**Task brief**: Please restate each entry word for word and leave the pictures out.

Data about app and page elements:
▬▬▬

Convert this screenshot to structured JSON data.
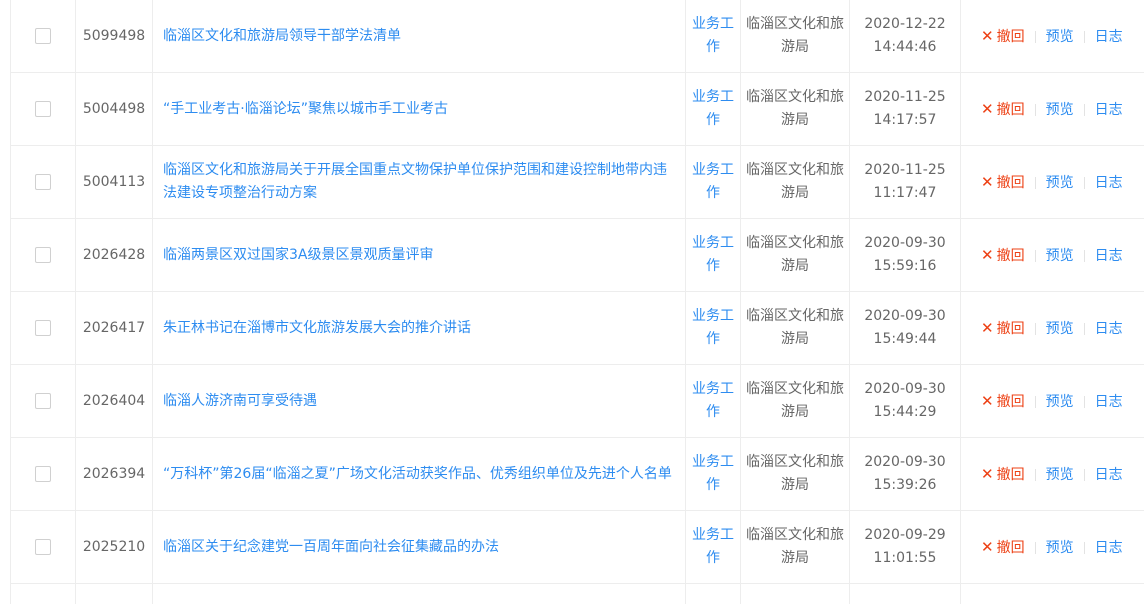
{
  "table": {
    "rows": [
      {
        "id": "5099498",
        "title": "临淄区文化和旅游局领导干部学法清单",
        "type": "业务工作",
        "org": "临淄区文化和旅游局",
        "date": "2020-12-22",
        "time": "14:44:46"
      },
      {
        "id": "5004498",
        "title": "“手工业考古·临淄论坛”聚焦以城市手工业考古",
        "type": "业务工作",
        "org": "临淄区文化和旅游局",
        "date": "2020-11-25",
        "time": "14:17:57"
      },
      {
        "id": "5004113",
        "title": "临淄区文化和旅游局关于开展全国重点文物保护单位保护范围和建设控制地带内违法建设专项整治行动方案",
        "type": "业务工作",
        "org": "临淄区文化和旅游局",
        "date": "2020-11-25",
        "time": "11:17:47"
      },
      {
        "id": "2026428",
        "title": "临淄两景区双过国家3A级景区景观质量评审",
        "type": "业务工作",
        "org": "临淄区文化和旅游局",
        "date": "2020-09-30",
        "time": "15:59:16"
      },
      {
        "id": "2026417",
        "title": "朱正林书记在淄博市文化旅游发展大会的推介讲话",
        "type": "业务工作",
        "org": "临淄区文化和旅游局",
        "date": "2020-09-30",
        "time": "15:49:44"
      },
      {
        "id": "2026404",
        "title": "临淄人游济南可享受待遇",
        "type": "业务工作",
        "org": "临淄区文化和旅游局",
        "date": "2020-09-30",
        "time": "15:44:29"
      },
      {
        "id": "2026394",
        "title": "“万科杯”第26届“临淄之夏”广场文化活动获奖作品、优秀组织单位及先进个人名单",
        "type": "业务工作",
        "org": "临淄区文化和旅游局",
        "date": "2020-09-30",
        "time": "15:39:26"
      },
      {
        "id": "2025210",
        "title": "临淄区关于纪念建党一百周年面向社会征集藏品的办法",
        "type": "业务工作",
        "org": "临淄区文化和旅游局",
        "date": "2020-09-29",
        "time": "11:01:55"
      }
    ],
    "actions": {
      "revoke": "撤回",
      "preview": "预览",
      "log": "日志"
    }
  },
  "colors": {
    "link": "#2d8cf0",
    "revoke": "#ed4014",
    "text": "#666666",
    "border": "#ededed"
  },
  "icons": {
    "revoke": "close-icon"
  }
}
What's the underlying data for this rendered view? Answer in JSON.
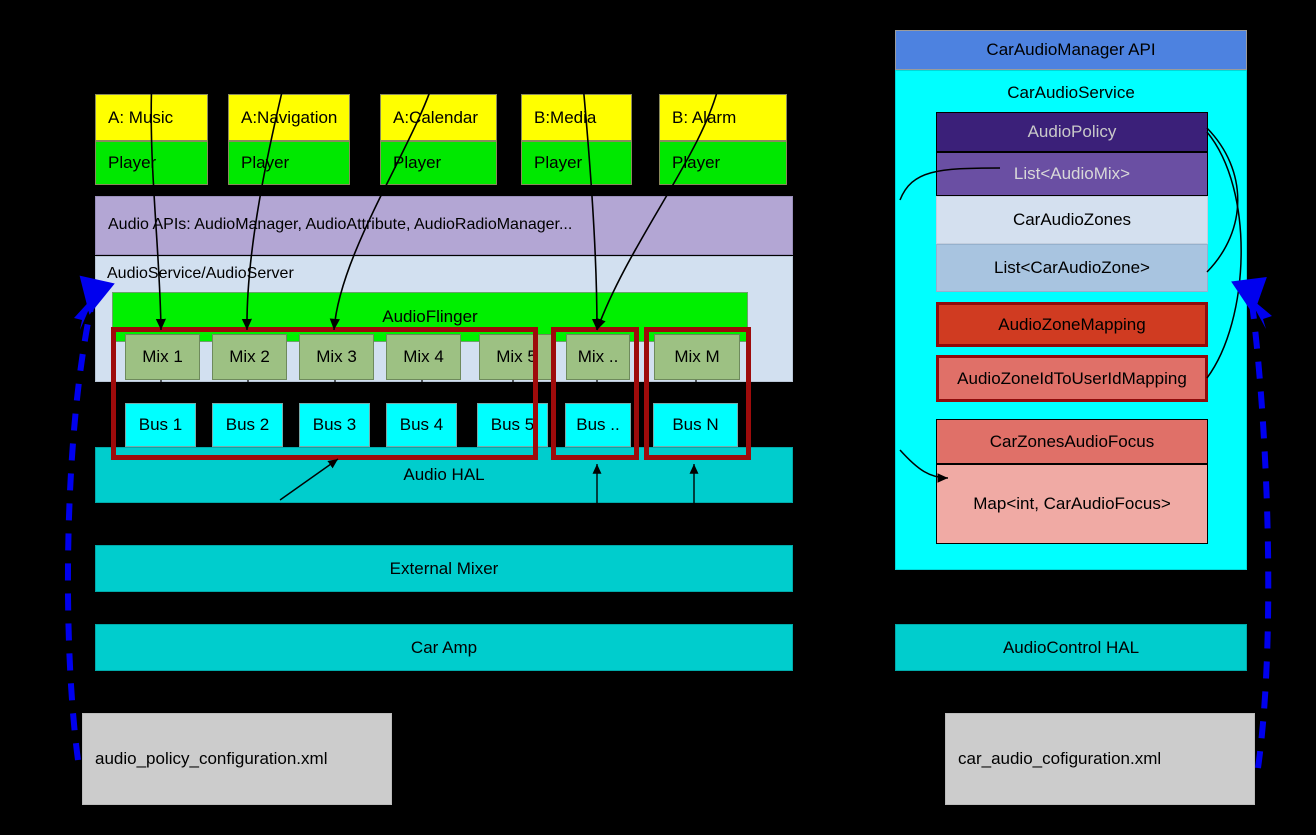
{
  "diagram": {
    "title": "Android Automotive Car Audio Architecture",
    "colors": {
      "app_title_bg": "#ffff00",
      "player_bg": "#00e800",
      "audio_apis_bg": "#b3a6d4",
      "audio_service_bg": "#d2e0f0",
      "audio_flinger_bg": "#00f000",
      "mix_bg": "#9dc183",
      "bus_bg": "#00ffff",
      "hal_bg": "#00cdcd",
      "red_frame": "#9e0b0b",
      "car_audio_manager_api_bg": "#4d82e0",
      "car_audio_service_bg": "#00ffff",
      "audio_policy_bg": "#3b2079",
      "audio_mix_list_bg": "#6a4fa3",
      "car_audio_zones_bg": "#d4e0ef",
      "car_audio_zone_list_bg": "#a8c4e0",
      "audio_zone_mapping_bg": "#d03b21",
      "audio_zone_id_map_bg": "#e07068",
      "focus_top_bg": "#e07068",
      "focus_bottom_bg": "#f0aaa4",
      "xml_bg": "#cccccc",
      "dashed_arrow": "#0000ee",
      "background": "#000000"
    }
  },
  "apps": [
    {
      "title": "A: Music",
      "player": "Player"
    },
    {
      "title": "A:Navigation",
      "player": "Player"
    },
    {
      "title": "A:Calendar",
      "player": "Player"
    },
    {
      "title": "B:Media",
      "player": "Player"
    },
    {
      "title": "B: Alarm",
      "player": "Player"
    }
  ],
  "framework": {
    "audio_apis": "Audio APIs: AudioManager, AudioAttribute, AudioRadioManager...",
    "audio_service": "AudioService/AudioServer",
    "audio_flinger": "AudioFlinger",
    "mixes": [
      "Mix 1",
      "Mix 2",
      "Mix 3",
      "Mix 4",
      "Mix 5",
      "Mix ..",
      "Mix M"
    ],
    "buses": [
      "Bus 1",
      "Bus 2",
      "Bus 3",
      "Bus 4",
      "Bus 5",
      "Bus ..",
      "Bus N"
    ],
    "audio_hal": "Audio HAL",
    "external_mixer": "External Mixer",
    "car_amp": "Car Amp",
    "audio_policy_config_xml": "audio_policy_configuration.xml"
  },
  "car_panel": {
    "api_header": "CarAudioManager API",
    "service_label": "CarAudioService",
    "audio_policy": "AudioPolicy",
    "audio_mix_list": "List<AudioMix>",
    "car_audio_zones": "CarAudioZones",
    "car_audio_zone_list": "List<CarAudioZone>",
    "audio_zone_mapping": "AudioZoneMapping",
    "audio_zone_id_to_user_id_mapping": "AudioZoneIdToUserIdMapping",
    "car_zones_audio_focus": "CarZonesAudioFocus",
    "focus_map": "Map<int, CarAudioFocus>",
    "audio_control_hal": "AudioControl HAL",
    "car_audio_config_xml": "car_audio_cofiguration.xml"
  }
}
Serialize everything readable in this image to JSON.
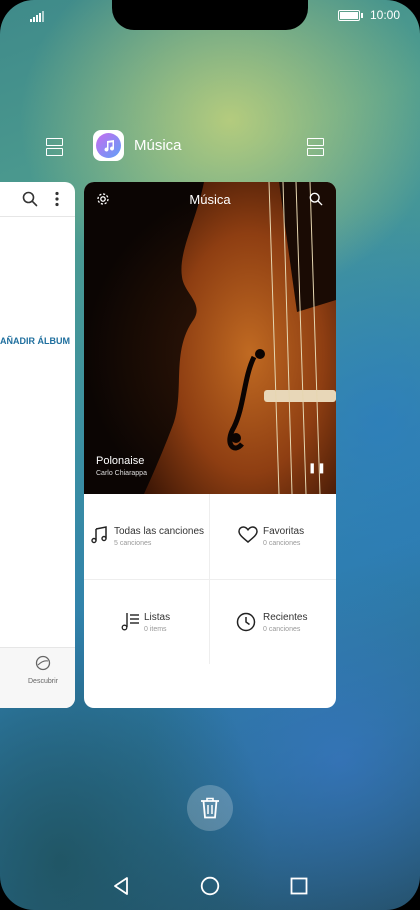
{
  "status": {
    "time": "10:00"
  },
  "app": {
    "title": "Música"
  },
  "left_card": {
    "add_album_label": "AÑADIR ÁLBUM",
    "discover_label": "Descubrir"
  },
  "main_card": {
    "header_title": "Música",
    "now_playing": {
      "title": "Polonaise",
      "artist": "Carlo Chiarappa"
    },
    "tiles": [
      {
        "label": "Todas las canciones",
        "sub": "5 canciones",
        "icon": "music-note-icon"
      },
      {
        "label": "Favoritas",
        "sub": "0 canciones",
        "icon": "heart-icon"
      },
      {
        "label": "Listas",
        "sub": "0 items",
        "icon": "playlist-icon"
      },
      {
        "label": "Recientes",
        "sub": "0 canciones",
        "icon": "clock-icon"
      }
    ]
  },
  "colors": {
    "accent_link": "#1f6f9e"
  }
}
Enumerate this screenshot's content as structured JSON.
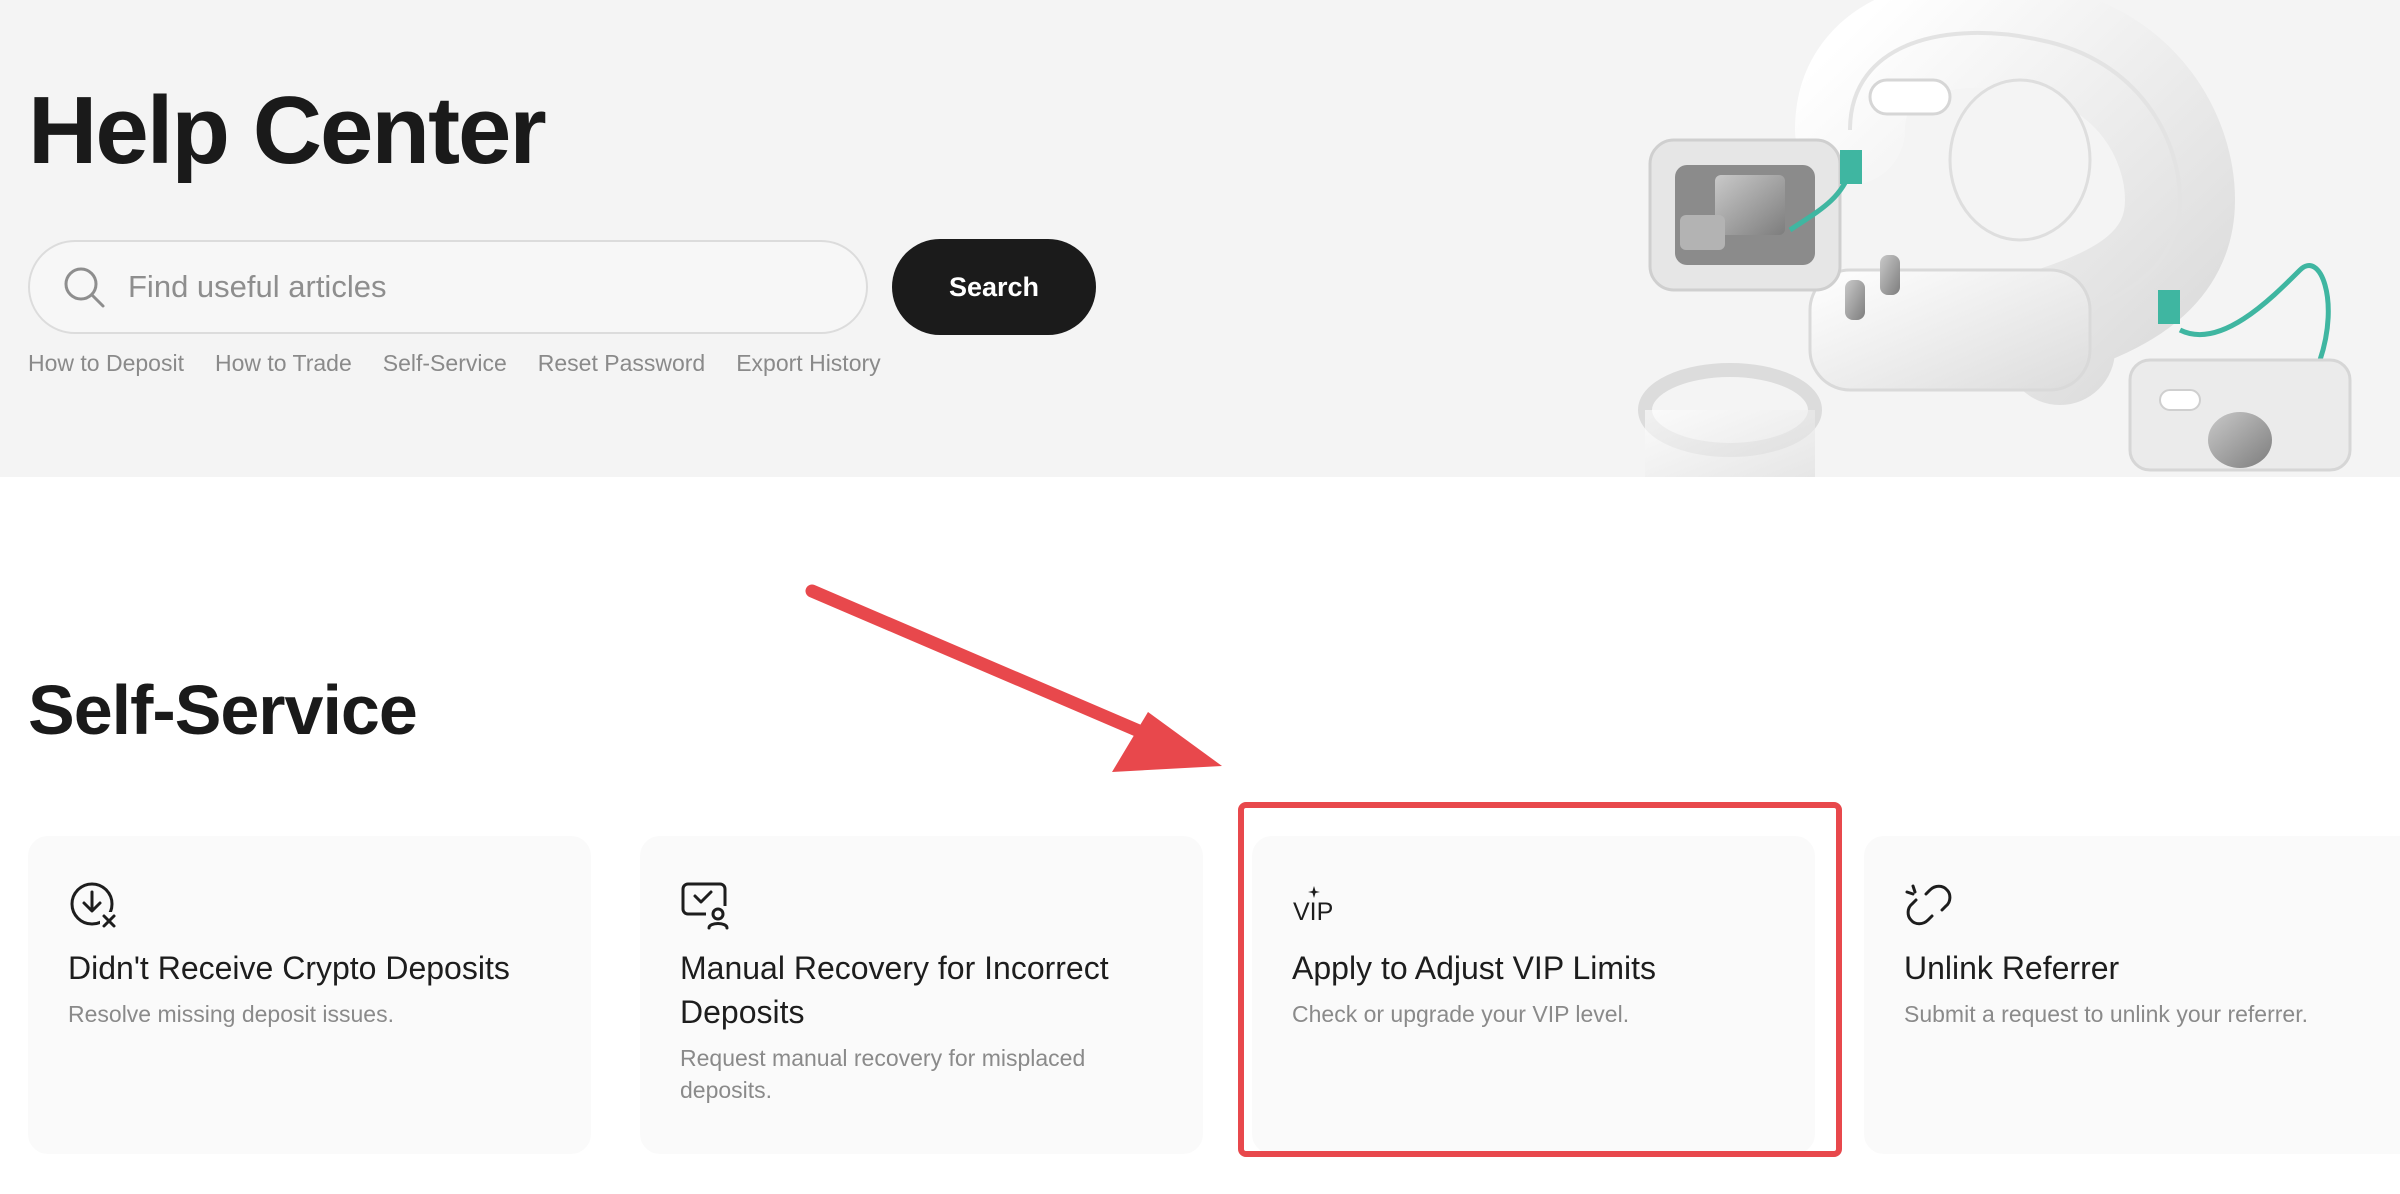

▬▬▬

**Solution**:
Convert this screenshot to structured JSON data.
{
  "table": {
    "rows": [
      {
        "id": "5099498",
        "title": "临淄区文化和旅游局领导干部学法清单",
        "type": "业务工作",
        "org": "临淄区文化和旅游局",
        "date": "2020-12-22",
        "time": "14:44:46"
      },
      {
        "id": "5004498",
        "title": "“手工业考古·临淄论坛”聚焦以城市手工业考古",
        "type": "业务工作",
        "org": "临淄区文化和旅游局",
        "date": "2020-11-25",
        "time": "14:17:57"
      },
      {
        "id": "5004113",
        "title": "临淄区文化和旅游局关于开展全国重点文物保护单位保护范围和建设控制地带内违法建设专项整治行动方案",
        "type": "业务工作",
        "org": "临淄区文化和旅游局",
        "date": "2020-11-25",
        "time": "11:17:47"
      },
      {
        "id": "2026428",
        "title": "临淄两景区双过国家3A级景区景观质量评审",
        "type": "业务工作",
        "org": "临淄区文化和旅游局",
        "date": "2020-09-30",
        "time": "15:59:16"
      },
      {
        "id": "2026417",
        "title": "朱正林书记在淄博市文化旅游发展大会的推介讲话",
        "type": "业务工作",
        "org": "临淄区文化和旅游局",
        "date": "2020-09-30",
        "time": "15:49:44"
      },
      {
        "id": "2026404",
        "title": "临淄人游济南可享受待遇",
        "type": "业务工作",
        "org": "临淄区文化和旅游局",
        "date": "2020-09-30",
        "time": "15:44:29"
      },
      {
        "id": "2026394",
        "title": "“万科杯”第26届“临淄之夏”广场文化活动获奖作品、优秀组织单位及先进个人名单",
        "type": "业务工作",
        "org": "临淄区文化和旅游局",
        "date": "2020-09-30",
        "time": "15:39:26"
      },
      {
        "id": "2025210",
        "title": "临淄区关于纪念建党一百周年面向社会征集藏品的办法",
        "type": "业务工作",
        "org": "临淄区文化和旅游局",
        "date": "2020-09-29",
        "time": "11:01:55"
      }
    ],
    "actions": {
      "revoke": "撤回",
      "preview": "预览",
      "log": "日志"
    }
  },
  "colors": {
    "link": "#2d8cf0",
    "revoke": "#ed4014",
    "text": "#666666",
    "border": "#ededed"
  },
  "icons": {
    "revoke": "close-icon"
  }
}
What's the underlying data for this rendered view? Answer in JSON.
{
  "diagram": {
    "title": "Android Automotive Car Audio Architecture",
    "colors": {
      "app_title_bg": "#ffff00",
      "player_bg": "#00e800",
      "audio_apis_bg": "#b3a6d4",
      "audio_service_bg": "#d2e0f0",
      "audio_flinger_bg": "#00f000",
      "mix_bg": "#9dc183",
      "bus_bg": "#00ffff",
      "hal_bg": "#00cdcd",
      "red_frame": "#9e0b0b",
      "car_audio_manager_api_bg": "#4d82e0",
      "car_audio_service_bg": "#00ffff",
      "audio_policy_bg": "#3b2079",
      "audio_mix_list_bg": "#6a4fa3",
      "car_audio_zones_bg": "#d4e0ef",
      "car_audio_zone_list_bg": "#a8c4e0",
      "audio_zone_mapping_bg": "#d03b21",
      "audio_zone_id_map_bg": "#e07068",
      "focus_top_bg": "#e07068",
      "focus_bottom_bg": "#f0aaa4",
      "xml_bg": "#cccccc",
      "dashed_arrow": "#0000ee",
      "background": "#000000"
    }
  },
  "apps": [
    {
      "title": "A: Music",
      "player": "Player"
    },
    {
      "title": "A:Navigation",
      "player": "Player"
    },
    {
      "title": "A:Calendar",
      "player": "Player"
    },
    {
      "title": "B:Media",
      "player": "Player"
    },
    {
      "title": "B: Alarm",
      "player": "Player"
    }
  ],
  "framework": {
    "audio_apis": "Audio APIs: AudioManager, AudioAttribute, AudioRadioManager...",
    "audio_service": "AudioService/AudioServer",
    "audio_flinger": "AudioFlinger",
    "mixes": [
      "Mix 1",
      "Mix 2",
      "Mix 3",
      "Mix 4",
      "Mix 5",
      "Mix ..",
      "Mix M"
    ],
    "buses": [
      "Bus 1",
      "Bus 2",
      "Bus 3",
      "Bus 4",
      "Bus 5",
      "Bus ..",
      "Bus N"
    ],
    "audio_hal": "Audio HAL",
    "external_mixer": "External Mixer",
    "car_amp": "Car Amp",
    "audio_policy_config_xml": "audio_policy_configuration.xml"
  },
  "car_panel": {
    "api_header": "CarAudioManager API",
    "service_label": "CarAudioService",
    "audio_policy": "AudioPolicy",
    "audio_mix_list": "List<AudioMix>",
    "car_audio_zones": "CarAudioZones",
    "car_audio_zone_list": "List<CarAudioZone>",
    "audio_zone_mapping": "AudioZoneMapping",
    "audio_zone_id_to_user_id_mapping": "AudioZoneIdToUserIdMapping",
    "car_zones_audio_focus": "CarZonesAudioFocus",
    "focus_map": "Map<int, CarAudioFocus>",
    "audio_control_hal": "AudioControl HAL",
    "car_audio_config_xml": "car_audio_cofiguration.xml"
  }
}
Serialize everything readable in this image to JSON.
{
  "status": {
    "time": "10:00"
  },
  "app": {
    "title": "Música"
  },
  "left_card": {
    "add_album_label": "AÑADIR ÁLBUM",
    "discover_label": "Descubrir"
  },
  "main_card": {
    "header_title": "Música",
    "now_playing": {
      "title": "Polonaise",
      "artist": "Carlo Chiarappa"
    },
    "tiles": [
      {
        "label": "Todas las canciones",
        "sub": "5 canciones",
        "icon": "music-note-icon"
      },
      {
        "label": "Favoritas",
        "sub": "0 canciones",
        "icon": "heart-icon"
      },
      {
        "label": "Listas",
        "sub": "0 items",
        "icon": "playlist-icon"
      },
      {
        "label": "Recientes",
        "sub": "0 canciones",
        "icon": "clock-icon"
      }
    ]
  },
  "colors": {
    "accent_link": "#1f6f9e"
  }
}
Enumerate this screenshot's content as structured JSON.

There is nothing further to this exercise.